**TO DO**
For each line below that contains the word "Capesterre", return that line.

[Interface dataset entries]
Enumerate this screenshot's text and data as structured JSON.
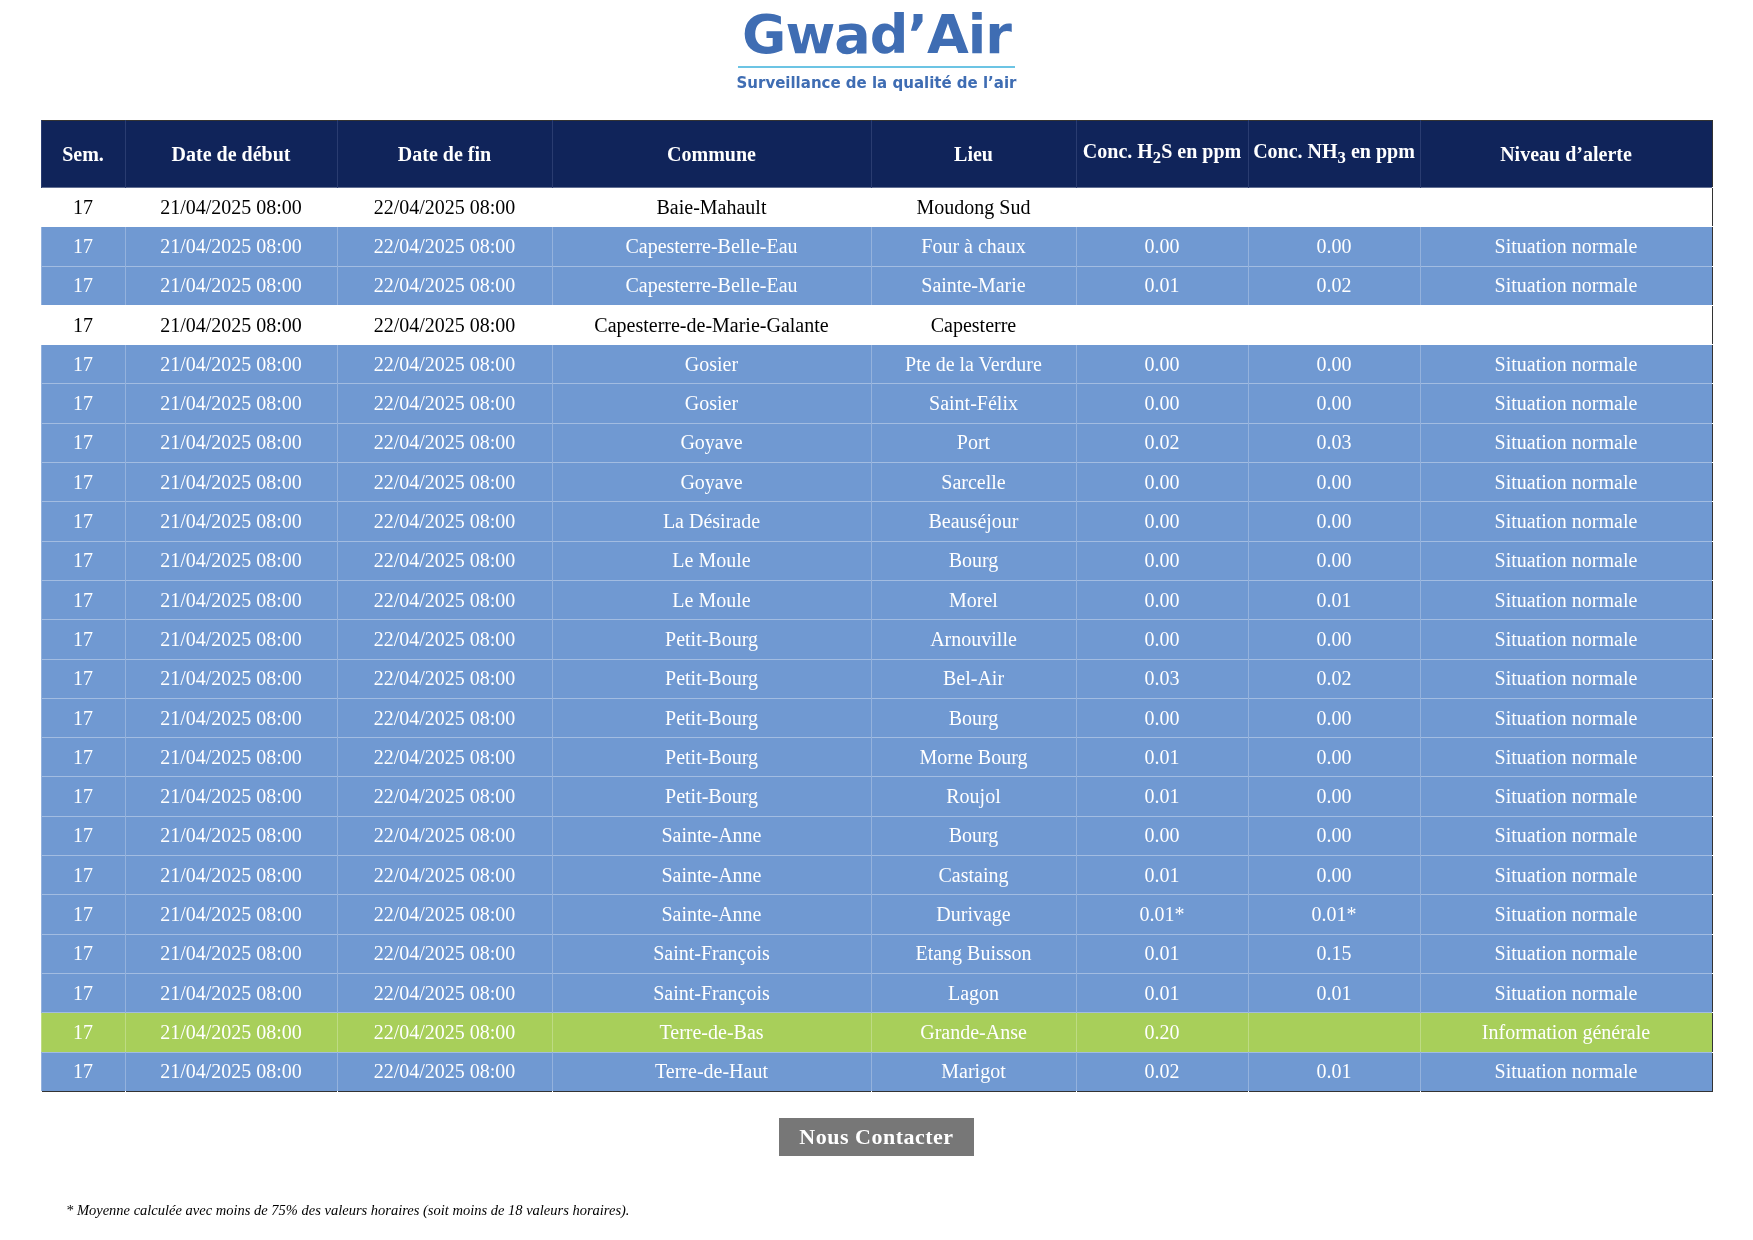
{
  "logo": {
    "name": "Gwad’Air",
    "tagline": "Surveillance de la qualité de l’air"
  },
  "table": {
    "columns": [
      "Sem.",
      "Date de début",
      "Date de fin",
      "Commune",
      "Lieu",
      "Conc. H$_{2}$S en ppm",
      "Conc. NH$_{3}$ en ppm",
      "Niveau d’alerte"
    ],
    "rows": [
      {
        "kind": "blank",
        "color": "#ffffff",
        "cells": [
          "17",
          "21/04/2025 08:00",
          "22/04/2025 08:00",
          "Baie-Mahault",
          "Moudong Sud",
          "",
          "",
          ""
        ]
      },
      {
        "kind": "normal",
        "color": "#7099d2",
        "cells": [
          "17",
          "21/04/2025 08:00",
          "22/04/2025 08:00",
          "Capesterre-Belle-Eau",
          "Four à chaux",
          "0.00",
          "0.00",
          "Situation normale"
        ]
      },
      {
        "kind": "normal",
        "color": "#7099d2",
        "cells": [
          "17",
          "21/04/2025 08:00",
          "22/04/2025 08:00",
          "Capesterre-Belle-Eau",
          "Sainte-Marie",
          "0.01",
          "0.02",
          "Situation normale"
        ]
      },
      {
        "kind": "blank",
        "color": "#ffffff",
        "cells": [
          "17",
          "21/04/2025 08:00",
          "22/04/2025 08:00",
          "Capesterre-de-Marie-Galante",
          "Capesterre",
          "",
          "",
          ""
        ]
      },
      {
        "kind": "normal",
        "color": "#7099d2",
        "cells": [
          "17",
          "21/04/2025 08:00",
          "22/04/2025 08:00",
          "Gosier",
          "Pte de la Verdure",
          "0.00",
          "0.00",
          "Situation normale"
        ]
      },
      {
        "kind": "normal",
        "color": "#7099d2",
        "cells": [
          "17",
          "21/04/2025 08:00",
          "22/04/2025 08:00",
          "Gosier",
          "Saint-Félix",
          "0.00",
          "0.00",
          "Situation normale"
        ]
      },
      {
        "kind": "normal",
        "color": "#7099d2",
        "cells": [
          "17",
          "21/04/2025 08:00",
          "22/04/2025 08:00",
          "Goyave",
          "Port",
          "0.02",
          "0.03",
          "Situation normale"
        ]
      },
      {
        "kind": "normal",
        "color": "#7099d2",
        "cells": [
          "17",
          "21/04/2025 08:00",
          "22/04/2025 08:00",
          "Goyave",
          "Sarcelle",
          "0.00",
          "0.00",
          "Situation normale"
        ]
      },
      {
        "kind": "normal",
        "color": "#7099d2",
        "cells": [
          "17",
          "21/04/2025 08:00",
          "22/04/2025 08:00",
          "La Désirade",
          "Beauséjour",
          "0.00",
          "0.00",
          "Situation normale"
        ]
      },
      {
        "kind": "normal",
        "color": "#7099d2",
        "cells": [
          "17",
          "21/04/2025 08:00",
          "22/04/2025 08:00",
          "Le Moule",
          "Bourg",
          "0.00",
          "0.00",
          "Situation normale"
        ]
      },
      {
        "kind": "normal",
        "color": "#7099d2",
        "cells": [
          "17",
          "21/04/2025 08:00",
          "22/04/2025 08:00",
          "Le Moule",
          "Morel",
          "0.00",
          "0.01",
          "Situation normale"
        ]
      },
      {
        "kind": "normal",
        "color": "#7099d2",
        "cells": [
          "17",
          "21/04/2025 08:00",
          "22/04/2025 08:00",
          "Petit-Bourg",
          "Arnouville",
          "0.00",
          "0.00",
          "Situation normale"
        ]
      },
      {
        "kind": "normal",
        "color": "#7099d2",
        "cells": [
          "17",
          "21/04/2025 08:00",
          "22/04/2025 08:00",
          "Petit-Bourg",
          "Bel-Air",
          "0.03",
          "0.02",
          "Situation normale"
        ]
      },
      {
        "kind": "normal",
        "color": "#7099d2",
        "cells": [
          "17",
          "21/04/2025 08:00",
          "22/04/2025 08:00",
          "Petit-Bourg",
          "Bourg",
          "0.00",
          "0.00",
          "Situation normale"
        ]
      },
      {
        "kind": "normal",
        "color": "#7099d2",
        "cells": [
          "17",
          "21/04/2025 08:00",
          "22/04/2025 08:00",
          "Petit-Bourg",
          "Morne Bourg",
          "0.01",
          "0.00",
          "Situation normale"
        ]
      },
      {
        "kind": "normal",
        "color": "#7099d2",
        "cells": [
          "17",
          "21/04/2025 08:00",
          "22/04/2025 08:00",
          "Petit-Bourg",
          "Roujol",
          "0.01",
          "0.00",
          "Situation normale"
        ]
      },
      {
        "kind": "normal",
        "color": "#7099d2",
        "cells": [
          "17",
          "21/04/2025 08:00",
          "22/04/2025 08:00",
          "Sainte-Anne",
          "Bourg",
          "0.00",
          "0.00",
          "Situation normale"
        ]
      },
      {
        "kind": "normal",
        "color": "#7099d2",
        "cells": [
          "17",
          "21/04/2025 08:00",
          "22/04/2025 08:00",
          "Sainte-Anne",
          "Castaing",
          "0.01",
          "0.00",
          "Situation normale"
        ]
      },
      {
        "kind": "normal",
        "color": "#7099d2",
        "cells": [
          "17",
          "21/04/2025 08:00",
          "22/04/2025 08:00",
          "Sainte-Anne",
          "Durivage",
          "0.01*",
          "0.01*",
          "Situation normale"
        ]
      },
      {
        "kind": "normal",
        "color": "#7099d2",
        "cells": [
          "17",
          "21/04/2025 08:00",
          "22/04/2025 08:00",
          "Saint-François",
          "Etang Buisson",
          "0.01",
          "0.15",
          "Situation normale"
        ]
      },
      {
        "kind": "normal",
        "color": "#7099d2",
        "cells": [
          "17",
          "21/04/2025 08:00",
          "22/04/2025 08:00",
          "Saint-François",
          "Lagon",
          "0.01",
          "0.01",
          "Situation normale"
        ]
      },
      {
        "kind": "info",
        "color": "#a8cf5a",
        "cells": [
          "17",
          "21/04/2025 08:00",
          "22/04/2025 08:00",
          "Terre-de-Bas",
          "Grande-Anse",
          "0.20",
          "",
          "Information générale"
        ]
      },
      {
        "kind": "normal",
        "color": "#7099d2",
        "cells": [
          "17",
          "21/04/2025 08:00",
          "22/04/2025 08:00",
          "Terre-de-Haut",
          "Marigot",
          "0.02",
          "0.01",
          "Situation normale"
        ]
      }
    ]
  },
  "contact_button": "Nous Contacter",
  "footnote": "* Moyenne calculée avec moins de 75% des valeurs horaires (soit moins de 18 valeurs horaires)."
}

**ANSWER SPACE**
          "Capesterre-Belle-Eau",
          "Capesterre-Belle-Eau",
          "Capesterre-de-Marie-Galante",
          "Capesterre",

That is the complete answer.